A shipper’s work day can last until 11:00 pm
Delivery men on motorbikes, known locally as “shippers,” are becoming more common in Vietnam.
Countless “shippers” snake their way through Ho Chi Minh City’s traffic every day to deliver goods to eagerly awaiting customers.
But as with most jobs, the delivery business is not a walk in the park.
At the end of his sophomore year, Phan Van Dao’s parents bought him a motorbike.
That was three years ago. Since then, Dao has spent his days receiving orders via cellphone and transferring goods to customers.
Every now and then, Dao’s work day stretches to 11:00 pm as he battles traffic and picks up late orders.
Though his work hours are spent driving through dusty streets on hot, sunny days and battling floods in the rain, the flexibility is just one of the reasons Dao has stuck with shipping.
Nguyen Hoang Hai is also a keen shipper.
“We make up to ten deliveries every day so we need to be constantly picking up and delivering goods until late at night. Sometimes we even have to leave unfinished meals to pick up delivery orders from customers. After driving around the city for a whole day, our faces are covered with dust. At least we can wash our faces. I can’t even imagine what is going to happen to our lungs,” Hai joked about his experience.
Like any other job, shipping is not always smooth sailing.
At times, Dao is in such a rush to deliver packages that he runs a red light and is stopped by the police, turning a VND15,000 (US$0.7) payday into a VND300,000 ($13) fine and complaints from angry customers about a lack of punctuality.
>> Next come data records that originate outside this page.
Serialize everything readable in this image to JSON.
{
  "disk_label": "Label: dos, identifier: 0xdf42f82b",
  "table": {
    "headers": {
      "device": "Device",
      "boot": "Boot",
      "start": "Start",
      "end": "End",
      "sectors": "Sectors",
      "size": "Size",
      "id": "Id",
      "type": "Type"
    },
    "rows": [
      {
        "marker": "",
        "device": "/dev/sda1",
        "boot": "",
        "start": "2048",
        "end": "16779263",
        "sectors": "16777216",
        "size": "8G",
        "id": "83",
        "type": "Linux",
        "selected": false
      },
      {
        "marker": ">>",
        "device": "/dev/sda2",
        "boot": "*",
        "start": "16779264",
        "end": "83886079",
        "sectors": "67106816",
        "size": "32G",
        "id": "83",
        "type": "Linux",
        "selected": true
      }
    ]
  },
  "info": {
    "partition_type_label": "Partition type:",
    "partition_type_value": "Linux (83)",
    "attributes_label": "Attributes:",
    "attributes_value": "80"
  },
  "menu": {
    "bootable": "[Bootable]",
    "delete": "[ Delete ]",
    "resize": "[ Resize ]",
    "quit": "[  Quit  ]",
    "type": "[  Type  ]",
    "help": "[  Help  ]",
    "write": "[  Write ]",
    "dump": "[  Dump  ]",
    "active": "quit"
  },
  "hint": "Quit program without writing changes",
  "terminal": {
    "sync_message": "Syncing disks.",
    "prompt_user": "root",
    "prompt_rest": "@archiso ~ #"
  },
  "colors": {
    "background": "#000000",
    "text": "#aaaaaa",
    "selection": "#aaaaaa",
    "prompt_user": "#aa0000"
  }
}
But racing against the clock is normal for a delivery driver. Certain parcels need to be delivered within two hours – barely enough time for the shipper to get to the warehouse, pick up the parcel, and make it to the customer.
Beating other shippers to accepting is another added stress of the job. A driver who takes his eyes off the app for just a few moments may miss the chance for a lucrative payday.
The riskiest part of the job, however, is delivering food.
Being in a hurry has led to several situations in which Dao let the food become too messy for the customer to accept the delivery. In those cases, he is forced to eat the food himself to keep it from going to waste.
Another challenge these delivery men face is traffic jams.
“Traffic jams are the scariest,” Dao says.
“I usually calculate just enough time [for the parcel to be delivered], but when I see a traffic jam I know I am in trouble. It is alright when the customers are easy-going, but some demanding customers refuse to pay for the goods and the delivery service. Even if they do, I am still marked in the system as ‘late.’ I receive a penalty if that occurs too often.”
On the other hand, being a shipper does have its perks.
“Working as a delivery man, I do not have to wait until the end of the month to be paid because I’m paid directly after delivering the goods. It is a really good feeling to have the money in my hands, but there are times I have to pay the price,” Dao says.
According to Hai, a hard worker can make a considerable monthly income in the shipping business. On the flip side, bigger paydays come with bigger competition.
“I didn’t accept delivery orders made late in the night or ones with low shipping fees and bigger deposits. However, these days I pick them all or else other shippers might take the offer. There are even freelance shippers who agree to lower prices,” Hai said about his job.